The original title of this translation was Satanism and Witchcraft , and it was later retitled Witchcraft, Sorcery and Superstition. However there is no need to sensationalize this book; the material is already sensational enough.
And women are at the center of this book: peasant healers, aristocratic noblewomen, and nuns; we get an unparalleled look at the misery that medieval women faced, and some of the ways they rebelled. Michelet was one of the first to attempt a sociological explanation of the Witch trials. Like his successor Margaret Murray , he interprets the source material very literally.
As time went on, the cult became institutionalized, which led to tacit toleration in some quarters. Michelet uses a style popular in the 19th century, of interspersing fictional but representative incidents in with the exposition. A more academic style would quote pages and pages of heavily footnoted and very repetitive accounts.

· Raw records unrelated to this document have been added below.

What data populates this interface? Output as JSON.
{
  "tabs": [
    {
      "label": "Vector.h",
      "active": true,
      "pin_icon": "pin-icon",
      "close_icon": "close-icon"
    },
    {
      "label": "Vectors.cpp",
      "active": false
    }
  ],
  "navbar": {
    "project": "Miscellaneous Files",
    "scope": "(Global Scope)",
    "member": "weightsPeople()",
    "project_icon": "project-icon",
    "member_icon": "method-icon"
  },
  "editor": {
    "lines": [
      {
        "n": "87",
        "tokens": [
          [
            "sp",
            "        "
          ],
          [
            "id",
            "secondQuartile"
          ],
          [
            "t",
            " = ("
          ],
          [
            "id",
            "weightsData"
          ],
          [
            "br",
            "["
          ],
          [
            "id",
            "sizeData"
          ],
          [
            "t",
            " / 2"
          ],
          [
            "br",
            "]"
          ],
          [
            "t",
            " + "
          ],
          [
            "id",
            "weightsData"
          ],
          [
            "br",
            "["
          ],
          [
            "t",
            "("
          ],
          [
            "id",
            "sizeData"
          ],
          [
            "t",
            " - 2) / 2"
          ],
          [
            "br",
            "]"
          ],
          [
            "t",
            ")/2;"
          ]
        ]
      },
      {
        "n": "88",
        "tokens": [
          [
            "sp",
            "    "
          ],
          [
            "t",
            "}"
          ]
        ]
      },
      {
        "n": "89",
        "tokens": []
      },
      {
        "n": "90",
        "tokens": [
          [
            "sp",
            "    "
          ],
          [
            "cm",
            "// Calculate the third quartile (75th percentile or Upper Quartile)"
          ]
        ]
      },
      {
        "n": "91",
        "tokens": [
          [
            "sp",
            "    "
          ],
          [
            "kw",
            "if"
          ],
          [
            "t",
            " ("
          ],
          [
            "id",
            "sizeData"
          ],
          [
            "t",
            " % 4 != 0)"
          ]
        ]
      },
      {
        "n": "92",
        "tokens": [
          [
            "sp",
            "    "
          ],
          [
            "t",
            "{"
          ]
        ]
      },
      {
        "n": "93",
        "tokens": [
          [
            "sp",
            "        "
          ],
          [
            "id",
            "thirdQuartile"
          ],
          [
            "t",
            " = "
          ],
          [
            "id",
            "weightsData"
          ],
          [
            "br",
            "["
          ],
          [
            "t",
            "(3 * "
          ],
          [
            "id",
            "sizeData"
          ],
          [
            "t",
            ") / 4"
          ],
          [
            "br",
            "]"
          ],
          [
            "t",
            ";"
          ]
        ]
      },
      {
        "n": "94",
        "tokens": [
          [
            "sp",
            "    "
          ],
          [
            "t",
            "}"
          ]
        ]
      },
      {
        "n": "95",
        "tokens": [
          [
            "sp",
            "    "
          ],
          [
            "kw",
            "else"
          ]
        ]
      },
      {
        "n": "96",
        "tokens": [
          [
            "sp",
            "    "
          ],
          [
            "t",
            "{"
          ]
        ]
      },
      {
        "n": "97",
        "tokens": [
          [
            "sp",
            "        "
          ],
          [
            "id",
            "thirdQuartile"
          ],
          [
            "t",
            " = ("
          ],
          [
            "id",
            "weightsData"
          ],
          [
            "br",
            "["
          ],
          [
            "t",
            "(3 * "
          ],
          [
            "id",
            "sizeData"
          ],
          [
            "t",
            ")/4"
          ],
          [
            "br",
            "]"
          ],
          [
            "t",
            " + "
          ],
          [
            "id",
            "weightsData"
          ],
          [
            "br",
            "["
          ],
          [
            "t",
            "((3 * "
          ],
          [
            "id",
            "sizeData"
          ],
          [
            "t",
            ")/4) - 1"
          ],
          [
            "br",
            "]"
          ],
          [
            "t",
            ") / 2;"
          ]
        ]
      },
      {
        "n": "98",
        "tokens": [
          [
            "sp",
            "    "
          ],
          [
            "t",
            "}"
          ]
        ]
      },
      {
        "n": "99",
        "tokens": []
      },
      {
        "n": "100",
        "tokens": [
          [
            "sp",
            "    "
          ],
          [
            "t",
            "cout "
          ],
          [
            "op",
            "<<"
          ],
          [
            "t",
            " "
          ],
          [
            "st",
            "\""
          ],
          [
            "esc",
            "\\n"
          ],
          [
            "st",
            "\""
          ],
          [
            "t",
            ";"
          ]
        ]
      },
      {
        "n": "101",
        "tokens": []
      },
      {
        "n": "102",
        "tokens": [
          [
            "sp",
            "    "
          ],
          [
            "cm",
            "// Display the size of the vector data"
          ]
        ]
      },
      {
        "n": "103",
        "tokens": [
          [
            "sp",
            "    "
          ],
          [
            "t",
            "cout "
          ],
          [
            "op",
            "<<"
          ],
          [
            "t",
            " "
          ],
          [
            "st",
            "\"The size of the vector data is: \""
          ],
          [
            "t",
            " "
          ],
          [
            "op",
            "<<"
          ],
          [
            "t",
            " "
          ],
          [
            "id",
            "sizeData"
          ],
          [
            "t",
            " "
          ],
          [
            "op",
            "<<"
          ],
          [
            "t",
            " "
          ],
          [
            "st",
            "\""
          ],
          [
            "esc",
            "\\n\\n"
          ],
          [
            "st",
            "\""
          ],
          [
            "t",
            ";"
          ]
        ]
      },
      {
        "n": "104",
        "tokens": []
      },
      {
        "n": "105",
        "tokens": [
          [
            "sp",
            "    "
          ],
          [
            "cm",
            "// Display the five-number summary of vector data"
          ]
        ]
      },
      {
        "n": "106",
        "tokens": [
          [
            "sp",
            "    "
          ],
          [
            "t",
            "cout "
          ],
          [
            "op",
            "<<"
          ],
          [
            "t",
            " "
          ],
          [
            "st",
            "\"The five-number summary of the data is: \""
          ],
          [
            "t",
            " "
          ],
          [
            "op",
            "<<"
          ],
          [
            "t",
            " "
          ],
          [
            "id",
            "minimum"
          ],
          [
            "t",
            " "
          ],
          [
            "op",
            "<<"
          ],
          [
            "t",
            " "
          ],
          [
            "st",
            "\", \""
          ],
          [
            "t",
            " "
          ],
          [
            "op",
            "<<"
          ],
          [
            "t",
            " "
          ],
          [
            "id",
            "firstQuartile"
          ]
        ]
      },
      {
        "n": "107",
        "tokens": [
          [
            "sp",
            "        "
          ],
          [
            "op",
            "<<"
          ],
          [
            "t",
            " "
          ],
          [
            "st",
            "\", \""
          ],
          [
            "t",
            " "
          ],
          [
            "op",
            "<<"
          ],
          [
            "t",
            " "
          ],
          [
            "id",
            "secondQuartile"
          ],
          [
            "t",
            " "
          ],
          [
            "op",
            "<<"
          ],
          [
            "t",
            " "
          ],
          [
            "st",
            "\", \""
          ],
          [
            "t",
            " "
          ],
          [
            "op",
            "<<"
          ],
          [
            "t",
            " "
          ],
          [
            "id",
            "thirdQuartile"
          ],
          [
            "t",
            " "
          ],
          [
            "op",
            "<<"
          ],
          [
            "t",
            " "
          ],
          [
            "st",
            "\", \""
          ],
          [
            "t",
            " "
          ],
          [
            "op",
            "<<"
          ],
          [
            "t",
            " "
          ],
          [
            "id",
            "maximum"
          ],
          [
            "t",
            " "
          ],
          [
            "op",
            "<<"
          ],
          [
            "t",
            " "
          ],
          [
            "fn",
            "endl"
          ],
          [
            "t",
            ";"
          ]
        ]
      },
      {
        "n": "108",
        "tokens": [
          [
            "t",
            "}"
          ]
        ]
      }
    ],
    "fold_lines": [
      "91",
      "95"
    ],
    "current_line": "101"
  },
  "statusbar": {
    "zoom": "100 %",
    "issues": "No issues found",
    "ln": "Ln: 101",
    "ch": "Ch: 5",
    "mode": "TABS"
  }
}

By condensing these into an short story, Michelet makes the book infinitely more readable.
The Sorceress (La Sorcière)